Information
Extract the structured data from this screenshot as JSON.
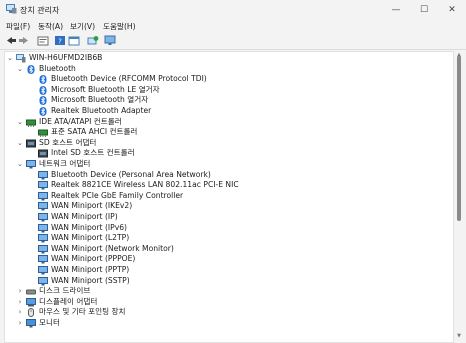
{
  "window": {
    "title": "장치 관리자",
    "minimize": "—",
    "maximize": "☐",
    "close": "✕"
  },
  "menu": [
    "파일(F)",
    "동작(A)",
    "보기(V)",
    "도움말(H)"
  ],
  "toolbar": [
    "back-icon",
    "forward-icon",
    "properties-icon",
    "help-icon",
    "view-icon",
    "scan-icon",
    "monitor-icon"
  ],
  "tree": {
    "root": "WIN-H6UFMD2IB6B",
    "rows": [
      {
        "level": 1,
        "state": "expanded",
        "icon": "bluetooth",
        "label": "Bluetooth"
      },
      {
        "level": 2,
        "state": "leaf",
        "icon": "bluetooth",
        "label": "Bluetooth Device (RFCOMM Protocol TDI)"
      },
      {
        "level": 2,
        "state": "leaf",
        "icon": "bluetooth",
        "label": "Microsoft Bluetooth LE 열거자"
      },
      {
        "level": 2,
        "state": "leaf",
        "icon": "bluetooth",
        "label": "Microsoft Bluetooth 열거자"
      },
      {
        "level": 2,
        "state": "leaf",
        "icon": "bluetooth",
        "label": "Realtek Bluetooth Adapter"
      },
      {
        "level": 1,
        "state": "expanded",
        "icon": "ide",
        "label": "IDE ATA/ATAPI 컨트롤러"
      },
      {
        "level": 2,
        "state": "leaf",
        "icon": "ide",
        "label": "표준 SATA AHCI 컨트롤러"
      },
      {
        "level": 1,
        "state": "expanded",
        "icon": "sd",
        "label": "SD 호스트 어댑터"
      },
      {
        "level": 2,
        "state": "leaf",
        "icon": "sd",
        "label": "Intel SD 호스트 컨트롤러"
      },
      {
        "level": 1,
        "state": "expanded",
        "icon": "network",
        "label": "네트워크 어댑터"
      },
      {
        "level": 2,
        "state": "leaf",
        "icon": "network",
        "label": "Bluetooth Device (Personal Area Network)"
      },
      {
        "level": 2,
        "state": "leaf",
        "icon": "network",
        "label": "Realtek 8821CE Wireless LAN 802.11ac PCI-E NIC"
      },
      {
        "level": 2,
        "state": "leaf",
        "icon": "network",
        "label": "Realtek PCIe GbE Family Controller"
      },
      {
        "level": 2,
        "state": "leaf",
        "icon": "network",
        "label": "WAN Miniport (IKEv2)"
      },
      {
        "level": 2,
        "state": "leaf",
        "icon": "network",
        "label": "WAN Miniport (IP)"
      },
      {
        "level": 2,
        "state": "leaf",
        "icon": "network",
        "label": "WAN Miniport (IPv6)"
      },
      {
        "level": 2,
        "state": "leaf",
        "icon": "network",
        "label": "WAN Miniport (L2TP)"
      },
      {
        "level": 2,
        "state": "leaf",
        "icon": "network",
        "label": "WAN Miniport (Network Monitor)"
      },
      {
        "level": 2,
        "state": "leaf",
        "icon": "network",
        "label": "WAN Miniport (PPPOE)"
      },
      {
        "level": 2,
        "state": "leaf",
        "icon": "network",
        "label": "WAN Miniport (PPTP)"
      },
      {
        "level": 2,
        "state": "leaf",
        "icon": "network",
        "label": "WAN Miniport (SSTP)"
      },
      {
        "level": 1,
        "state": "collapsed",
        "icon": "disk",
        "label": "디스크 드라이브"
      },
      {
        "level": 1,
        "state": "collapsed",
        "icon": "display",
        "label": "디스플레이 어댑터"
      },
      {
        "level": 1,
        "state": "collapsed",
        "icon": "mouse",
        "label": "마우스 및 기타 포인팅 장치"
      },
      {
        "level": 1,
        "state": "collapsed",
        "icon": "monitor",
        "label": "모니터"
      }
    ]
  },
  "colors": {
    "bluetooth": "#1e6fd9",
    "network": "#2b7bd1",
    "accent": "#0078d4"
  }
}
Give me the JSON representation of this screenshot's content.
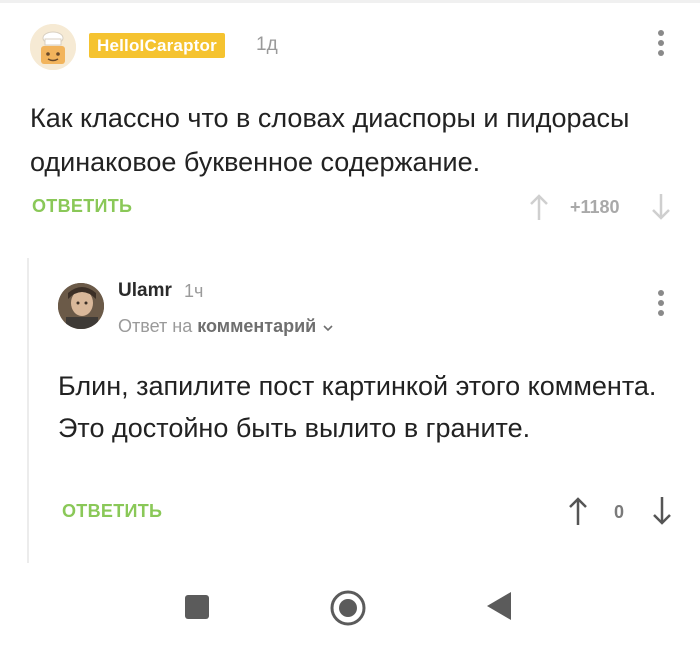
{
  "comment": {
    "username": "HelloICaraptor",
    "time": "1д",
    "text": "Как классно что в словах диаспоры и пидорасы одинаковое буквенное содержание.",
    "reply_label": "ОТВЕТИТЬ",
    "score": "+1180"
  },
  "reply": {
    "username": "Ulamr",
    "time": "1ч",
    "reply_to_prefix": "Ответ на",
    "reply_to_target": "комментарий",
    "text": "Блин, запилите пост картинкой этого коммента. Это достойно быть вылито в граните.",
    "reply_label": "ОТВЕТИТЬ",
    "score": "0"
  },
  "colors": {
    "badge": "#f5c330",
    "reply_action": "#8ac858",
    "muted": "#9a9a9a"
  },
  "icons": {
    "more": "more-vertical-icon",
    "upvote": "arrow-up-icon",
    "downvote": "arrow-down-icon",
    "chevron": "chevron-down-icon",
    "nav_recents": "square-icon",
    "nav_home": "circle-icon",
    "nav_back": "triangle-back-icon"
  }
}
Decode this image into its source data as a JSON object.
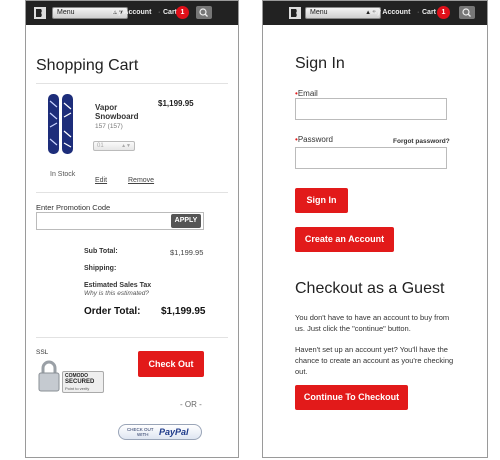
{
  "nav": {
    "menu_label": "Menu",
    "my_account": "My Account",
    "separator": "·",
    "cart": "Cart",
    "cart_count": "1"
  },
  "cart": {
    "title": "Shopping Cart",
    "product_name_line1": "Vapor",
    "product_name_line2": "Snowboard",
    "product_size": "157 (157)",
    "price": "$1,199.95",
    "qty": "01",
    "stock": "In Stock",
    "edit": "Edit",
    "remove": "Remove",
    "promo_label": "Enter Promotion Code",
    "apply": "APPLY",
    "subtotal_label": "Sub Total:",
    "subtotal_value": "$1,199.95",
    "shipping_label": "Shipping:",
    "tax_label": "Estimated Sales Tax",
    "tax_why": "Why is this estimated?",
    "order_total_label": "Order Total:",
    "order_total_value": "$1,199.95",
    "ssl": "SSL",
    "comodo_line1": "COMODO",
    "comodo_line2": "SECURED",
    "comodo_line3": "Point to verify",
    "checkout": "Check Out",
    "or": "- OR -",
    "paypal_small1": "CHECK OUT",
    "paypal_small2": "WITH",
    "paypal_brand": "PayPal"
  },
  "signin": {
    "title": "Sign In",
    "email_label": "Email",
    "password_label": "Password",
    "forgot": "Forgot password?",
    "signin_button": "Sign In",
    "create_account": "Create an Account",
    "guest_title": "Checkout as a Guest",
    "guest_p1": "You don't have to have an account to buy from us. Just click the \"continue\" button.",
    "guest_p2": "Haven't set up an account yet? You'll have the chance to create an account as you're checking out.",
    "continue_checkout": "Continue To Checkout"
  },
  "colors": {
    "accent_red": "#e21a1a",
    "topbar": "#222222"
  }
}
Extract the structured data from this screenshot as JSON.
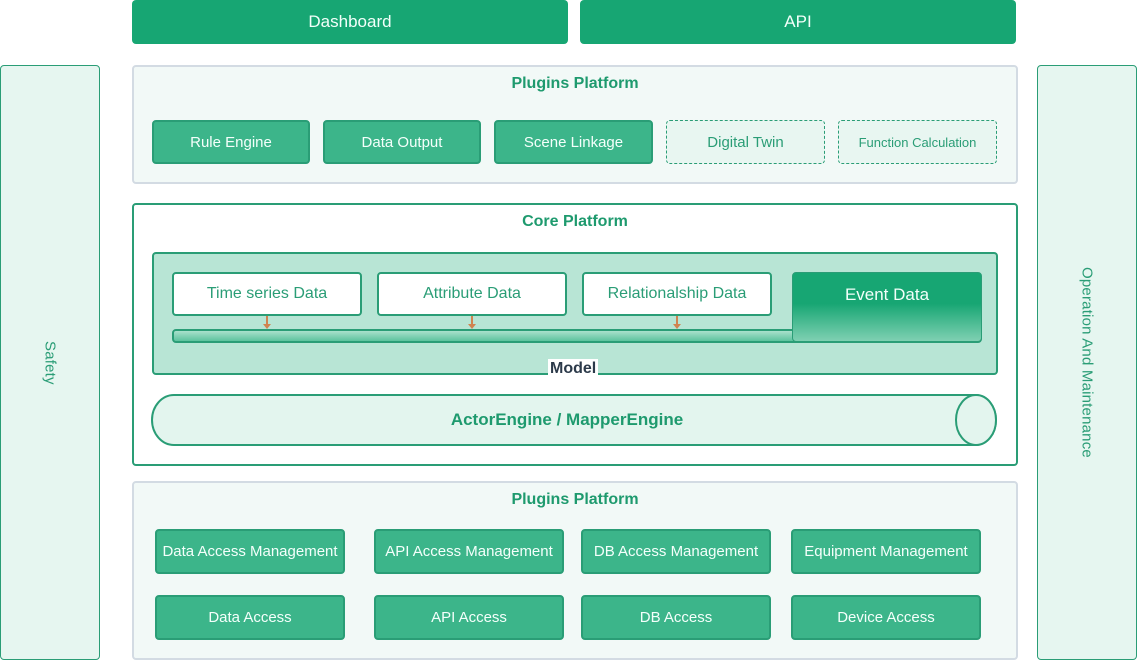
{
  "top": {
    "dashboard_label": "Dashboard",
    "api_label": "API"
  },
  "sides": {
    "left_label": "Safety",
    "right_label": "Operation And Maintenance"
  },
  "plugins_top": {
    "title": "Plugins Platform",
    "items": [
      {
        "label": "Rule Engine",
        "style": "solid"
      },
      {
        "label": "Data Output",
        "style": "solid"
      },
      {
        "label": "Scene Linkage",
        "style": "solid"
      },
      {
        "label": "Digital Twin",
        "style": "dashed"
      },
      {
        "label": "Function Calculation",
        "style": "dashed"
      }
    ]
  },
  "core": {
    "title": "Core Platform",
    "model_label": "Model",
    "data_types": [
      "Time series Data",
      "Attribute Data",
      "Relationalship Data",
      "Event Data"
    ],
    "engine_label": "ActorEngine / MapperEngine"
  },
  "plugins_bottom": {
    "title": "Plugins Platform",
    "management": [
      "Data Access Management",
      "API Access Management",
      "DB Access Management",
      "Equipment Management"
    ],
    "access": [
      "Data Access",
      "API Access",
      "DB Access",
      "Device Access"
    ]
  },
  "colors": {
    "primary": "#17a673",
    "button": "#3cb58a",
    "border": "#2a9d76",
    "model_bg": "#b8e5d5",
    "panel_bg": "#f2f9f7",
    "arrow": "#d08350",
    "model_text": "#2c3a4a"
  }
}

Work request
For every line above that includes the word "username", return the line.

Solution for this problem
    "username": "HelloICaraptor",
    "username": "Ulamr",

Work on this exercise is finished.